In 2013, a regressive U.S. Supreme Court gutted key portions of the Voting Rights Act of 1965, essentially withdrawing once more Federal
protection for African American voters.
And in Wisconsin, regressive leaders like State Senator Glenn Grothman were appalled that African American voters, particularly from
Milwaukee County, pushed Barack Obama over the top in Wisconsin and in the nation in the Electoral College. Grothman and others screamed
that it must have been voter fraud — that was never proven — that elected President Obama.
In 2010, in part through the vilification of African Americans in Milwaukee County to appeal to racist sentiments in other parts of Wisconsin,
Republicans took over Wisconsin state government. And with a conservative Republican governor in place, Grothman and others pushed
through Voter ID and other restrictive measures to restrict the African American vote and the vote of other people of color and
gerrymandered voting districts to ensure they would stay in power. Regressive forces have never embraced democracy.
And now with the appointment of regressive jurist Brett Kavanaugh, the U.S. Supreme Court is once again set to make rulings that will further

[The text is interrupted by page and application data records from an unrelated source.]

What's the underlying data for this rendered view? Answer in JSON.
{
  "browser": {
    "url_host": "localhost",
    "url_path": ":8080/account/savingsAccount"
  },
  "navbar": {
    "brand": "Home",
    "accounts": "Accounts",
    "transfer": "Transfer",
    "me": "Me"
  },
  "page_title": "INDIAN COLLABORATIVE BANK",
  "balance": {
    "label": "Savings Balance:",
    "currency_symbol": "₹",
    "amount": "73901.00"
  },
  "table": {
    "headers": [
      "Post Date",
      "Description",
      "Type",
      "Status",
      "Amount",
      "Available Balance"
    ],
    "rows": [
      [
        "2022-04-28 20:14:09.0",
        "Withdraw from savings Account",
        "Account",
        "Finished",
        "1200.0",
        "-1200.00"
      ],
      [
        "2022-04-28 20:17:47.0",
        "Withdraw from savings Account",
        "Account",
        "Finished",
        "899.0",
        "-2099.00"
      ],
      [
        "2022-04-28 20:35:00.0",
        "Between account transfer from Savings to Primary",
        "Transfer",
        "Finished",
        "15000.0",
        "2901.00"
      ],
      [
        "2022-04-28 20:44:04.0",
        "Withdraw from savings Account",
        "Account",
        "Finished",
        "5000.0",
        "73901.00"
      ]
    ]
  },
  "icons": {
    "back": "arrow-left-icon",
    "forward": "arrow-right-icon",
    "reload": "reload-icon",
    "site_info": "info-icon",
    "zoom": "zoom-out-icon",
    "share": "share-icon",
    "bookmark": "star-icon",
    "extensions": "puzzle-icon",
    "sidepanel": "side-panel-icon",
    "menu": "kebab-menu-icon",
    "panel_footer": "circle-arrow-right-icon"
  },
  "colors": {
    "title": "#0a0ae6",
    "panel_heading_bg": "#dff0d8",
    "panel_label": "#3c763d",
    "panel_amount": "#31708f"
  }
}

restrict the rights of women and people of color on the order of Plessey vs. Ferguson.
These are indeed frightening and troubling times. But we have been here before.

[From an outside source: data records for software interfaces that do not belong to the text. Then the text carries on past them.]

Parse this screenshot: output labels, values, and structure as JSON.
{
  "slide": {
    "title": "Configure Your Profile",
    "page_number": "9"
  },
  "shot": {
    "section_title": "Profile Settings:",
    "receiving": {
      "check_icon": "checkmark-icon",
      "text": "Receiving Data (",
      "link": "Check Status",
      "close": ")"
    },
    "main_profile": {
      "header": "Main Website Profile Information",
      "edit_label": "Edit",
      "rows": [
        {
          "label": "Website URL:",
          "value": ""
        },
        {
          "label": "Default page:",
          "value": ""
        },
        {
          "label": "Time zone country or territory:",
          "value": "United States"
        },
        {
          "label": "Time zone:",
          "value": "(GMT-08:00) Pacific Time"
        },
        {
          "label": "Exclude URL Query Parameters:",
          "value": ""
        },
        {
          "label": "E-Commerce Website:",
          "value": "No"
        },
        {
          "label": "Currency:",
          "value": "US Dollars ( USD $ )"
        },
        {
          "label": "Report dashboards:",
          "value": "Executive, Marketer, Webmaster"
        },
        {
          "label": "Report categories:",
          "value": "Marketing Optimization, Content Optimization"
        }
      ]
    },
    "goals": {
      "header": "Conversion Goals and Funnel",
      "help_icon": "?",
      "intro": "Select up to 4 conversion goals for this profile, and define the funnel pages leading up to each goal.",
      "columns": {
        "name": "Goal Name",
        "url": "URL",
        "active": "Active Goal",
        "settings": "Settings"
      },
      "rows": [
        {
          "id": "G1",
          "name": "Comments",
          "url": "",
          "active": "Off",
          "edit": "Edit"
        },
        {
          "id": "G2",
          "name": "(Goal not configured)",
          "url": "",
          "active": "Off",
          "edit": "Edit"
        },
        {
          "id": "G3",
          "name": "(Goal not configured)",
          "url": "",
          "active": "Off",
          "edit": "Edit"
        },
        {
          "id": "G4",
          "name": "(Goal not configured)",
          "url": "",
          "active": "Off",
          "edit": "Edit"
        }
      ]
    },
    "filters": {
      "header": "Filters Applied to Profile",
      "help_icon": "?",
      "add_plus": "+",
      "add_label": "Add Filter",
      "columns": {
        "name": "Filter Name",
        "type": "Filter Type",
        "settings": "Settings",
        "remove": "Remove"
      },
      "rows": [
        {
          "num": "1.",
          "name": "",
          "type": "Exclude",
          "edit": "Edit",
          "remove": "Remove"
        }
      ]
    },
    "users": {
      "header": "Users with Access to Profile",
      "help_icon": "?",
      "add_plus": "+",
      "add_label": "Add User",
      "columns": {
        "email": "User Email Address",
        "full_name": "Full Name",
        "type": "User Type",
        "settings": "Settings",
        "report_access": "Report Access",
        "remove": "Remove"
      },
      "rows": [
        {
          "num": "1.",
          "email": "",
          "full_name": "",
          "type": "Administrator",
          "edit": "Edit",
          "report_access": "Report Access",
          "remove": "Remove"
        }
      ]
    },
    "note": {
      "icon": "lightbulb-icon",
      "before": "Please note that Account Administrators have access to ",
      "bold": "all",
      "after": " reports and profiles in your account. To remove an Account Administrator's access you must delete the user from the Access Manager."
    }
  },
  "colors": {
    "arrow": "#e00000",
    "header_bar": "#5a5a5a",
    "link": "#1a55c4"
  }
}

And like those who came before us, we must once again fight the hate with Dr. Martin Luther King Jr.’s agape love and once more set this
country on the arc of justice.
It is only by voting in record numbers, in spite of the restrictions and the negativity, that once again the tide of regression can be turned back.
Get people registered and take them to the polls on November 6th.
We must Fight Hate! Vote!
We've been here before
One of the biggest honors that I have received in recent years was being asked to be the emcee at this
year’s NAACP Dane County Freedom Fund Banquet held September 28th at the Concourse Hotel. What
made it even more meaningful was that Hilary Shelton, the director of the NAACP’s Washington, D.C.
office was the keynote speaker.
I rarely write my remarks down before I speak because I want to be engaged with the people I am
addressing and not focused on a piece of paper in front of me, although I must admit I wrote down
some bullet points for my remarks in case I faltered speaking at such an important event. The theme of
the banquet was Defeat Hate! Vote! And so I tried to set the table, so to speak, with my opening
remarks. What follows is an approximation of those remarks.
My thoughts tonight are with the 20 families whose lives were shattered this past week with the ICE
raids in Dane County and elsewhere. Many of them are breadwinners for the family. And even though
the children are reassured that it won’t happen to them because they are U.S. citizens, still they worry
because as they rub their skin, they ask, ‘But what about the color of my skin?’ These are indeed